It was an early January morning. The cold water lapped at our bare feet as the sun rose on Waiheke's Oneroa Beach.
Hundreds of locals stood in silent solidarity with Ngāti Pāoa as they placed rāhui on the collection of scallops, mussels, crayfish and pāua within one nautical mile of the island.
Waves collapsed into the karakia of the tohunga, human utterance meeting the raw power of the untamed sea we've so egregiously exploited.
One of the things that's always got me about mainstream Pākehā treatment of nature is our pretence that it's disconnected from us. When we talk about climate change, we're accustomed to talking about how we're hurting the planet. When we talk about devastating forests and oceans, we decry the extinction we inflict on the species we share the world with.
We so rarely talk about how any and all of this throws the very ecosystem we rely on, for our own survival, out of sync. The more that we hurt our natural world, the more we hurt ourselves: the air we need to breathe, the food we need to eat, the resources we depend on for life.
Recently I've started toying with my assumptions about sustainability, and where they come from. Western sensibilities say sustainability means having "a light footprint", "as small an impact as possible", and basically figuring out ways to perpetuate stuff that is identifiably harmful by making them slightly less so, or just banning human interaction with those things outright.
That thinking formed the basis of the Hauraki Gulf Marine Park Act 2000. Twenty-one years and several reports later, we've literally documented the degradation unfolding and the constant warnings issued along the way to decision-makers to just do something. Anything.
Since the turn of the century, we haven't increased the 0.3 per cent protected no-take zone. The anchors of "economic" consideration weigh disproportionately heavy in the legislation.
We're a long way off the consensus of international experts, who propose that at least 30 per cent of our oceans need to be protected if we're going to avoid fishery collapse, restore biodiversity, and build ocean resistance to climate change.
Earnestly following science as a Green MP, we campaigned on exactly that this election, as well as immediately phasing out the most harmful commercial fishing practices in the Hauraki.
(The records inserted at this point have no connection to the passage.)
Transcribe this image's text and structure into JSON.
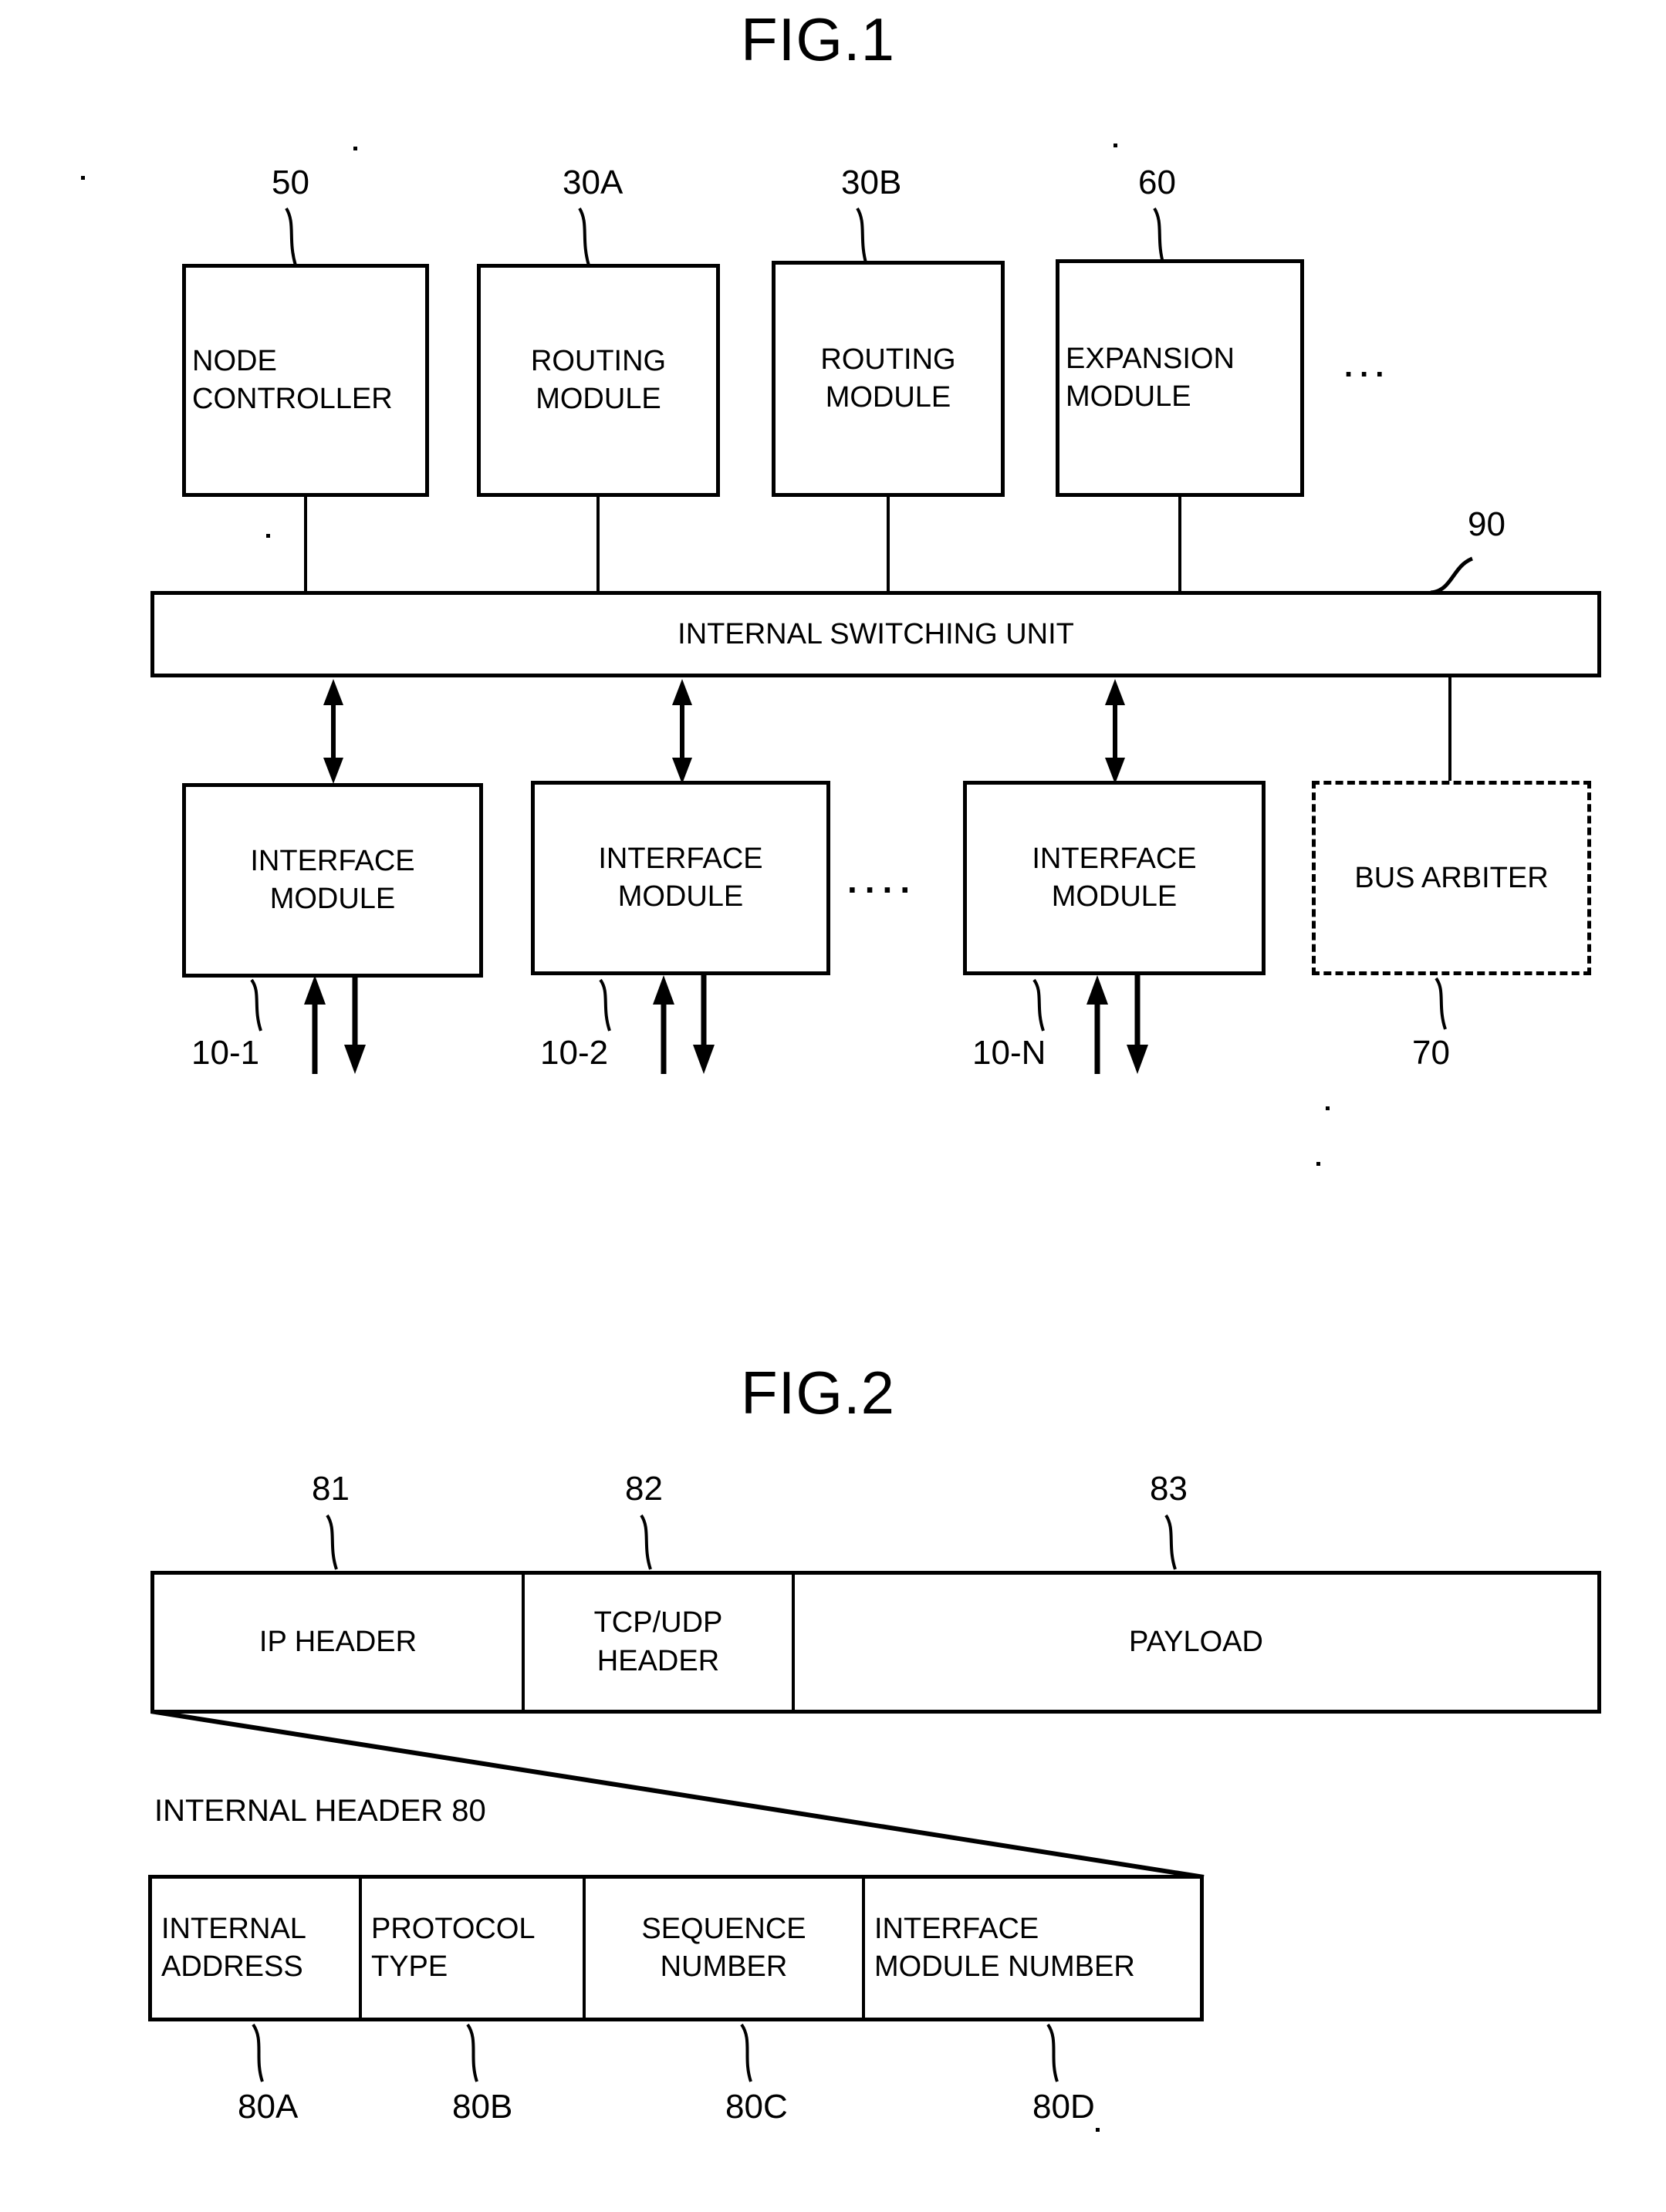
{
  "figures": [
    {
      "title": "FIG.1",
      "top_modules": [
        {
          "ref": "50",
          "label": "NODE\nCONTROLLER"
        },
        {
          "ref": "30A",
          "label": "ROUTING\nMODULE"
        },
        {
          "ref": "30B",
          "label": "ROUTING\nMODULE"
        },
        {
          "ref": "60",
          "label": "EXPANSION\nMODULE"
        }
      ],
      "top_ellipsis": "...",
      "switch_bar": {
        "ref": "90",
        "label": "INTERNAL SWITCHING UNIT"
      },
      "interface_modules": [
        {
          "ref": "10-1",
          "label": "INTERFACE\nMODULE"
        },
        {
          "ref": "10-2",
          "label": "INTERFACE\nMODULE"
        },
        {
          "ref": "10-N",
          "label": "INTERFACE\nMODULE"
        }
      ],
      "interface_ellipsis": "....",
      "arbiter": {
        "ref": "70",
        "label": "BUS ARBITER"
      }
    },
    {
      "title": "FIG.2",
      "packet_fields": [
        {
          "ref": "81",
          "label": "IP HEADER"
        },
        {
          "ref": "82",
          "label": "TCP/UDP\nHEADER"
        },
        {
          "ref": "83",
          "label": "PAYLOAD"
        }
      ],
      "internal_header_caption": "INTERNAL HEADER 80",
      "internal_header_fields": [
        {
          "ref": "80A",
          "label": "INTERNAL\nADDRESS"
        },
        {
          "ref": "80B",
          "label": "PROTOCOL\nTYPE"
        },
        {
          "ref": "80C",
          "label": "SEQUENCE\nNUMBER"
        },
        {
          "ref": "80D",
          "label": "INTERFACE\nMODULE NUMBER"
        }
      ]
    }
  ]
}
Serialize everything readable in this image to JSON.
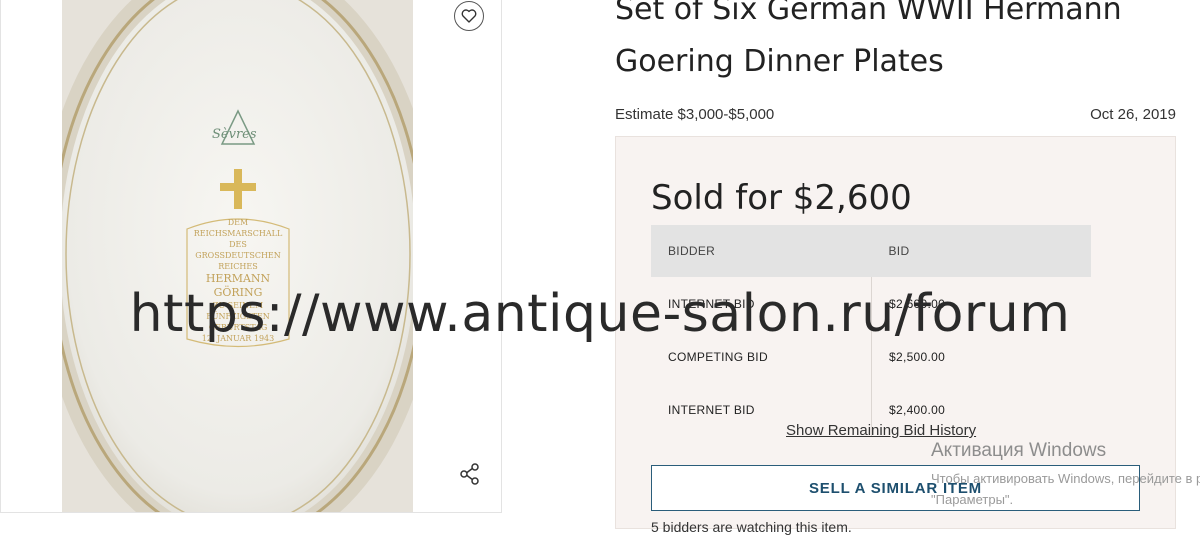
{
  "lot": {
    "title": "Set of Six German WWII Hermann Goering Dinner Plates",
    "estimate": "Estimate $3,000-$5,000",
    "date": "Oct 26, 2019",
    "sold_for": "Sold for $2,600"
  },
  "plate_inscription": [
    "DEM",
    "REICHSMARSCHALL",
    "DES",
    "GROSSDEUTSCHEN",
    "REICHES",
    "HERMANN",
    "GÖRING",
    "ZU SEINEM",
    "FÜNFZIGSTEN",
    "GEBURTSTAG",
    "12. JANUAR 1943"
  ],
  "plate_logo": "Sèvres",
  "bids": {
    "headers": [
      "BIDDER",
      "BID"
    ],
    "rows": [
      {
        "bidder": "INTERNET BID",
        "bid": "$2,600.00"
      },
      {
        "bidder": "COMPETING BID",
        "bid": "$2,500.00"
      },
      {
        "bidder": "INTERNET BID",
        "bid": "$2,400.00"
      }
    ]
  },
  "actions": {
    "show_history": "Show Remaining Bid History",
    "sell_similar": "SELL A SIMILAR ITEM",
    "watching": "5 bidders are watching this item."
  },
  "icons": {
    "favorite": "heart-icon",
    "share": "share-icon"
  },
  "overlay": {
    "watermark": "https://www.antique-salon.ru/forum",
    "windows_title": "Активация Windows",
    "windows_line1": "Чтобы активировать Windows, перейдите в раздел",
    "windows_line2": "\"Параметры\"."
  },
  "colors": {
    "accent": "#1d4f6e",
    "panel_bg": "#f8f3f1",
    "table_header_bg": "#e3e3e3"
  }
}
While Western science says act now, mātauranga Māori has long felt the wairua of Tikapa Moana faces an imbalance. It's an inevitability with short-term focus on extracting as much as possible and ignoring nature's calls for respite from human tampering. Good governance would offer our ocean that reprieve, enabling restoration.
More holistically, Te Ao Māori is grounded in the interdependency of people and the planet we call home, and holds enlightenment light years ahead of the culturally deprived "sustainability" way of thinking I'd been raised with.
In absence of timely parliamentary political leadership, iwi and hapū step up time and time again. We saw it in Te Kawerau ā Maki Waitākere rāhui to stop the spread of kauri dieback. We see it in the few weeks Ngāti Pāoa escalated from discussing intervention to protect the Hauraki's health in the final few weeks of 2020, to the tohunga and kaumātua rolling up their trousers and placing the rāhui in the opening month of 2021.
If we are committed to protecting and restoring the health of our environment, the rest of us need to step up and tautoko iwi and hapū-led solutions like these. What we can do right now, as a matter of immediacy, is submit in support of the Waiheke Rāhui to the Ministry of Primary Industries consultation on the temporary closure.
Systematic overhaul is well overdue. We know that. How do we get there? With steps like these, taken together, over and over again.
Toitū te marae a Tāne-Mahuta, Toitū te marae a Tangaroa, Toitū te tangata.